Judge Richard Leon’s decision on the AT&T–Time Warner merger was destined to be one of the most important antitrust decisions in years, whichever way he ruled.
Had Leon ruled in favor of the government and blocked the merger, it would have signaled a new age in antitrust enforcement, calling into question other “vertical” mergers like CVS–Aetna, and possibly even creating an argument that could be used to go after vertically integrated companies like Google or Amazon.
By ruling unequivocally against the government, however, Leon not only cleared the way for the AT&T–Time Warner merger, but also for the sale of 21st Century Fox assets to either Disney or Comcast. And the markets yesterday seemed to think the judge’s decision improved prospects for Sprint and T-Mobile to merge—even though that’s a classic horizontal merger. At the core of such thinking is AT&T’s argument that in a world of tech giants like Google, Facebook, Amazon and Netflix, legacy companies need to merge in order to have any hope of competing.
The government hasn’t said whether it will appeal the ruling. But Judge Leon clearly discouraged any such action. And AT&T issued a statement saying they hoped to close the merger by June 20.
One question that lingered over the case was whether the government’s position was driven by the president’s antipathy to CNN, which is owned by Time Warner. Judge Leon never allowed that part of the case to move forward. But I suspect the president’s non-stop criticism of CNN will make it impossible for AT&T to make major changes at the network, for fear of being seen as bowing to White House pressure. CNN President Jeff Zucker, ironically, may have the president to thank for his continued employment.
More news below.
Looking at the language
The Federal Reserve today is all but certain to raise interest rates again, so investors are paying more attention to the language it uses to characterize its monetary policy. The wording may provide clues as to when the U.S. central bank will stop its rate hike cycle amid the ongoing economic expansion. Reuters
That's billion with a B
Toyota is pouring an extraordinary $1 billion into Southeast Asia's Grab, valuing the one-time Uber rival at over $10 billion. It's thought to be the largest sum a traditional automaker has ever invested in a ride-hailing firm. In March, Singapore-based Grab bought out Uber's business in the region in a multibillion-dollar deal. CNN
Tanked by a tweet
An eleventh-hour tweet by President Donald Trump seemed to seal the fate of Republican incumbent Rep. Mark Sanford in Tuesday's South Carolina primary.

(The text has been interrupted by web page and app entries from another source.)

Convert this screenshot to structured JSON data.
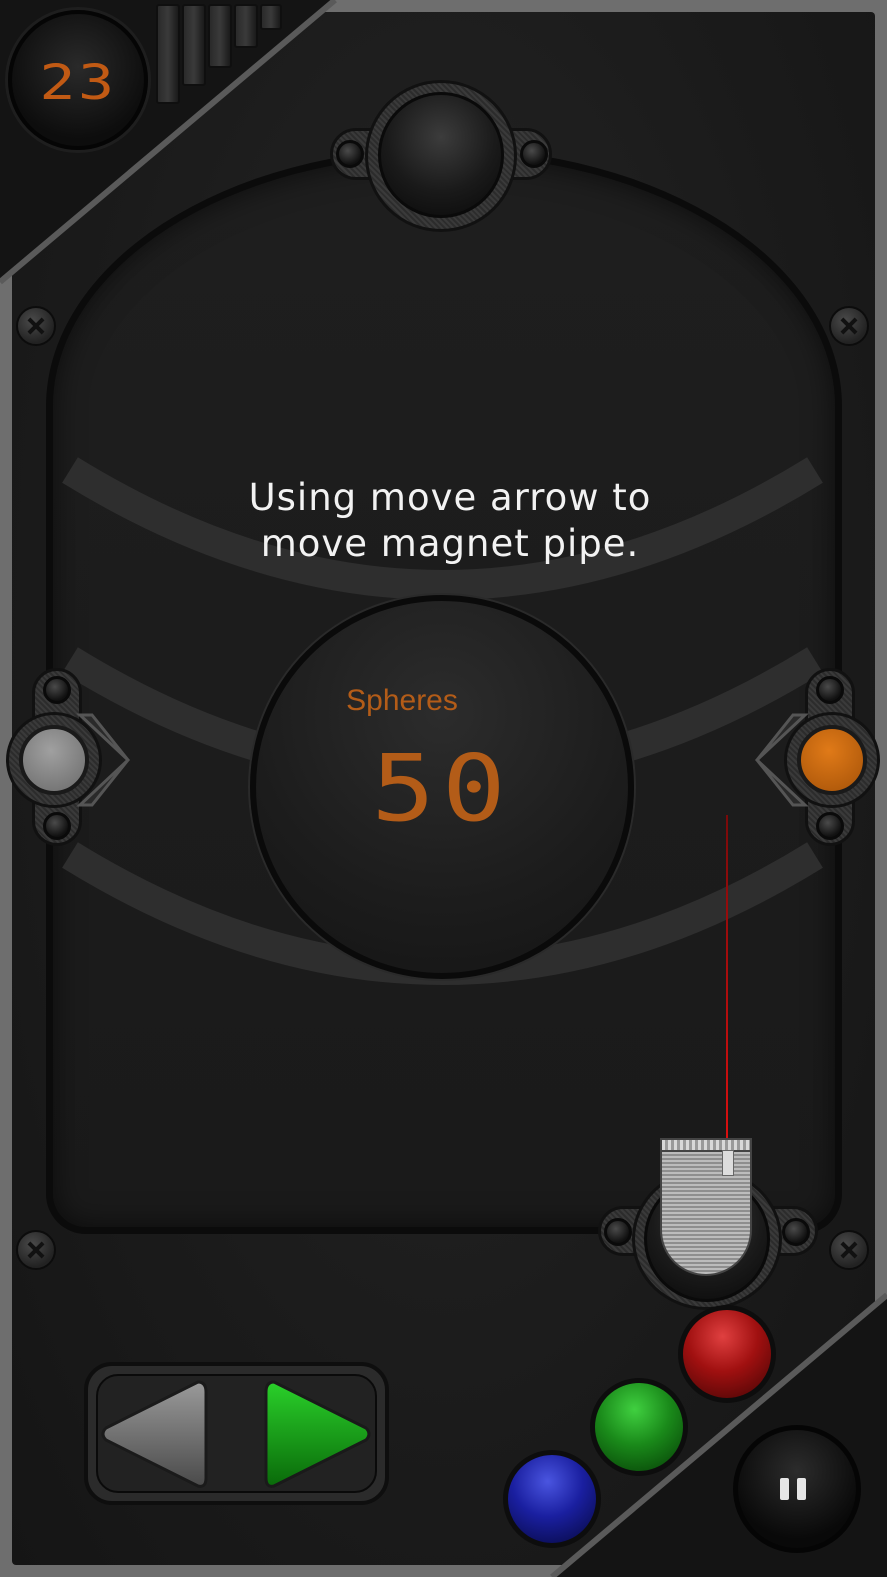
{
  "score": {
    "value": "23"
  },
  "hint": {
    "line1": "Using move arrow to",
    "line2": "move magnet pipe."
  },
  "spheres": {
    "label": "Spheres",
    "count": "50"
  },
  "colors": {
    "accent_orange": "#b35c18",
    "left_ball": "#8a8a8a",
    "right_ball": "#c2680c",
    "orb_red": "#b01818",
    "orb_green": "#1f8f1f",
    "orb_blue": "#1a1fa0",
    "arrow_right": "#1aa01a",
    "laser": "#e01010"
  },
  "icons": {
    "left_arrow": "left-arrow-icon",
    "right_arrow": "right-arrow-icon",
    "pause": "pause-icon"
  }
}
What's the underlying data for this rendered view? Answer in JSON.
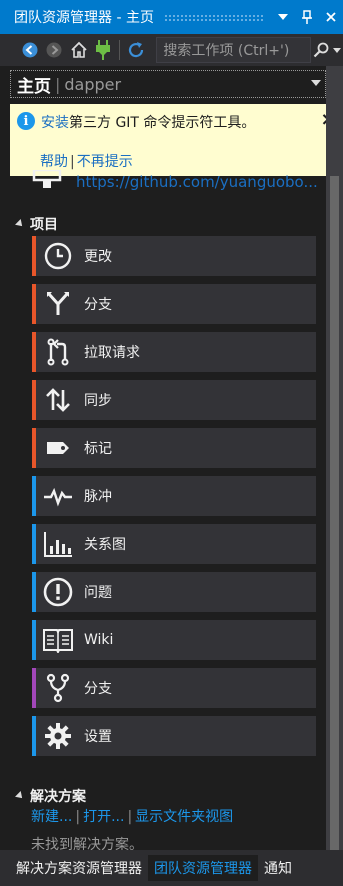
{
  "window": {
    "title": "团队资源管理器 - 主页",
    "dropdown_icon": "window-menu-icon",
    "pin_icon": "pin-icon",
    "close_icon": "close-icon"
  },
  "toolbar": {
    "search_placeholder": "搜索工作项 (Ctrl+')",
    "buttons": [
      "back-icon",
      "forward-icon",
      "home-icon",
      "connect-icon",
      "refresh-icon",
      "search-icon"
    ]
  },
  "page": {
    "title": "主页",
    "separator": "|",
    "repository": "dapper"
  },
  "infobar": {
    "link_install": "安装",
    "message": "第三方 GIT 命令提示符工具。",
    "close": "×",
    "help": "帮助",
    "separator": "|",
    "dont_show": "不再提示"
  },
  "connect": {
    "url": "https://github.com/yuanguobo..."
  },
  "project_section": {
    "title": "项目",
    "tiles": [
      {
        "label": "更改",
        "icon": "clock-icon",
        "color": "#e8562a"
      },
      {
        "label": "分支",
        "icon": "branch-icon",
        "color": "#e8562a"
      },
      {
        "label": "拉取请求",
        "icon": "pull-request-icon",
        "color": "#e8562a"
      },
      {
        "label": "同步",
        "icon": "sync-arrows-icon",
        "color": "#e8562a"
      },
      {
        "label": "标记",
        "icon": "tag-icon",
        "color": "#e8562a"
      },
      {
        "label": "脉冲",
        "icon": "pulse-icon",
        "color": "#1c97ea"
      },
      {
        "label": "关系图",
        "icon": "chart-icon",
        "color": "#1c97ea"
      },
      {
        "label": "问题",
        "icon": "issue-icon",
        "color": "#1c97ea"
      },
      {
        "label": "Wiki",
        "icon": "book-icon",
        "color": "#1c97ea"
      },
      {
        "label": "分支",
        "icon": "fork-icon",
        "color": "#a347ba"
      },
      {
        "label": "设置",
        "icon": "gear-icon",
        "color": "#1c97ea"
      }
    ]
  },
  "solutions_section": {
    "title": "解决方案",
    "new_link": "新建...",
    "open_link": "打开...",
    "folder_view_link": "显示文件夹视图",
    "separator": "|",
    "status": "未找到解决方案。"
  },
  "bottom_tabs": [
    "解决方案资源管理器",
    "团队资源管理器",
    "通知"
  ],
  "active_tab": "团队资源管理器"
}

State legislator Katie Arrington defeated Sanford, one of the president's fiercest Republican critics, after Trump tweeted that Sanford was "nothing but trouble" and referenced the lawmaker's 2009 extramarital affair. It's the first time Trump has targeted a congressional Republican incumbent in the midterms. Washington Post

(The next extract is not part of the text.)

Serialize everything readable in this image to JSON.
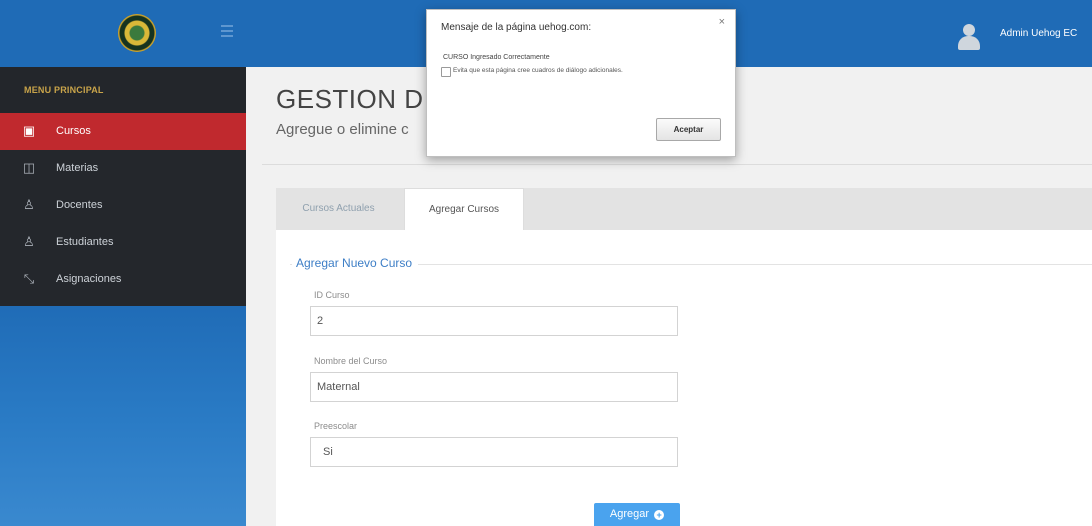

Not so fast
At the Fortune Most Powerful Women International Summit in London yesterday, the U.S ambassador to NATO seemed to disagree with her boss on Russia rejoining the G7. After President Donald Trump called for Russia's readmission to the group last week, Kay Bailey Hutchison said she doesn't think "we ought to go back to business as usual with Russia...until they change their behavior in some way that shows they might want to be part of a rules-based concept in the world." Fortune

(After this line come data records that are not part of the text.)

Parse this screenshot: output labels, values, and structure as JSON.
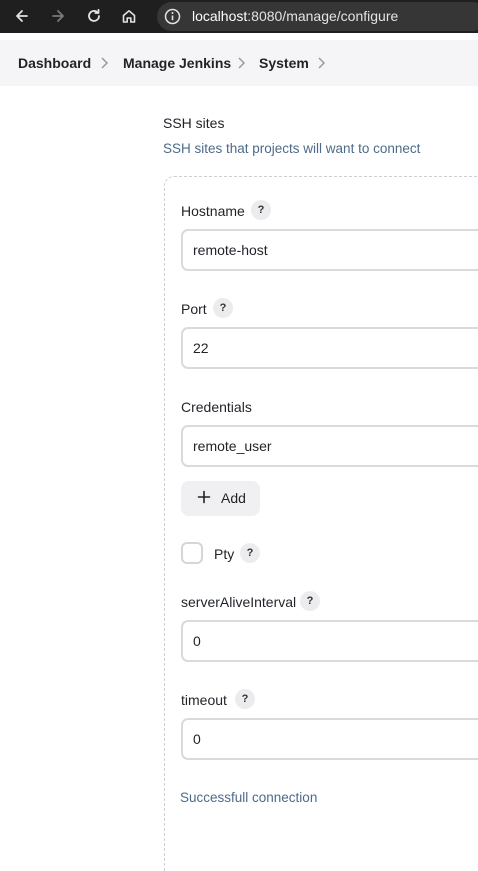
{
  "browser": {
    "url_host": "localhost",
    "url_rest": ":8080/manage/configure"
  },
  "breadcrumb": {
    "items": [
      "Dashboard",
      "Manage Jenkins",
      "System"
    ]
  },
  "section": {
    "title": "SSH sites",
    "description": "SSH sites that projects will want to connect"
  },
  "form": {
    "hostname": {
      "label": "Hostname",
      "help": "?",
      "value": "remote-host"
    },
    "port": {
      "label": "Port",
      "help": "?",
      "value": "22"
    },
    "credentials": {
      "label": "Credentials",
      "value": "remote_user"
    },
    "add_button": {
      "label": "Add"
    },
    "pty": {
      "label": "Pty",
      "help": "?",
      "checked": false
    },
    "server_alive_interval": {
      "label": "serverAliveInterval",
      "help": "?",
      "value": "0"
    },
    "timeout": {
      "label": "timeout",
      "help": "?",
      "value": "0"
    },
    "status_text": "Successfull connection"
  },
  "colors": {
    "chrome_bg": "#1f1f1f",
    "breadcrumb_bg": "#f5f5f7",
    "link_blue": "#4c6b8a"
  },
  "icons": {
    "back": "back-arrow-icon",
    "forward": "forward-arrow-icon",
    "reload": "reload-icon",
    "home": "home-icon",
    "site_info": "info-icon",
    "breadcrumb_separator": "chevron-right-icon",
    "add": "plus-icon"
  }
}
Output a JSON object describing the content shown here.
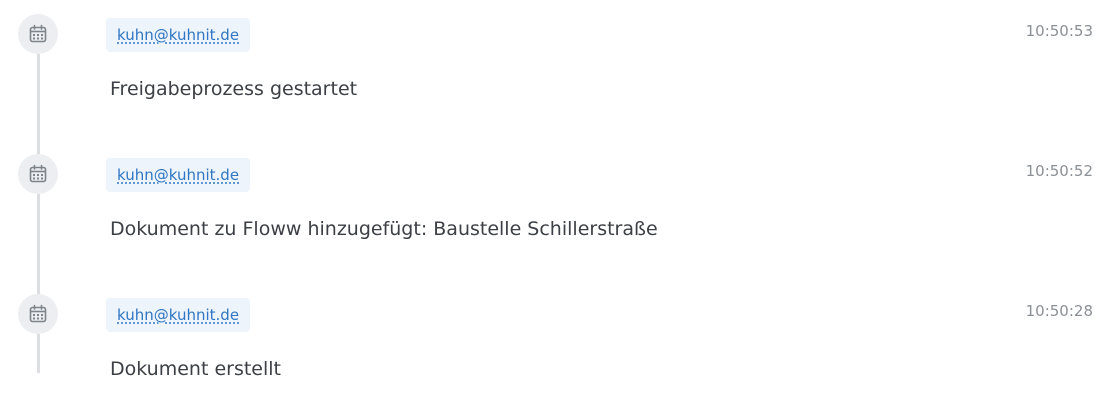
{
  "timeline": {
    "entries": [
      {
        "icon": "calendar-icon",
        "user": "kuhn@kuhnit.de",
        "time": "10:50:53",
        "message": "Freigabeprozess gestartet"
      },
      {
        "icon": "calendar-icon",
        "user": "kuhn@kuhnit.de",
        "time": "10:50:52",
        "message": "Dokument zu Floww hinzugefügt: Baustelle Schillerstraße"
      },
      {
        "icon": "calendar-icon",
        "user": "kuhn@kuhnit.de",
        "time": "10:50:28",
        "message": "Dokument erstellt"
      }
    ]
  },
  "colors": {
    "link": "#2f77c4",
    "badge_background": "#eef4fb",
    "icon_circle": "#eceef1",
    "icon_stroke": "#7e848b",
    "rail": "#dcdee2",
    "time": "#8b9096",
    "message": "#3c4046"
  }
}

Around the Water Cooler
Top-tier law firms in the U.S. surpassed a new threshold in starting pay this month, with some elite law school graduates earning first-year associate salaries of $190,000. New York firm Milbank, Tweed, Hadley & McCloy set the new bar, two years after the last widespread pay bump that saw some junior lawyers make $180,000. Wall Street Journal
What if the emails you received during vacation were automatically deleted? The idea may seem unfathomable, but one professor put it into action in what The Atlantic is calling the 'most honest out-of-office message' ever. Atlantic
Measuring the 'gas in the tank'
New York Magazine goes inside Netflix's 'binge factory' with this feature that details how the streaming behemoth decides what shows to renew—and which ones to cancel—with mind-blowing efficiency. New York Magazine
You may not be familiar with Iqvia Holdings, but you should get to know the pharma company—and its CEO. The firm that collects and analyzes prescription sales, medical claims, and other patient records paid its chief executive the most of any pharmaceutical company last year. Boss Ari Bousbib raked in $38 million as Iqvia reported $8 billion in revenue. By comparison, J&J, with revenue of $76 billion, paid CEO Alex Gorsky $29.8 million. Wall Street Journal
This edition of CEO Daily was edited by Claire Zillman. Find previous editions here, and sign up for other Fortune newsletters here.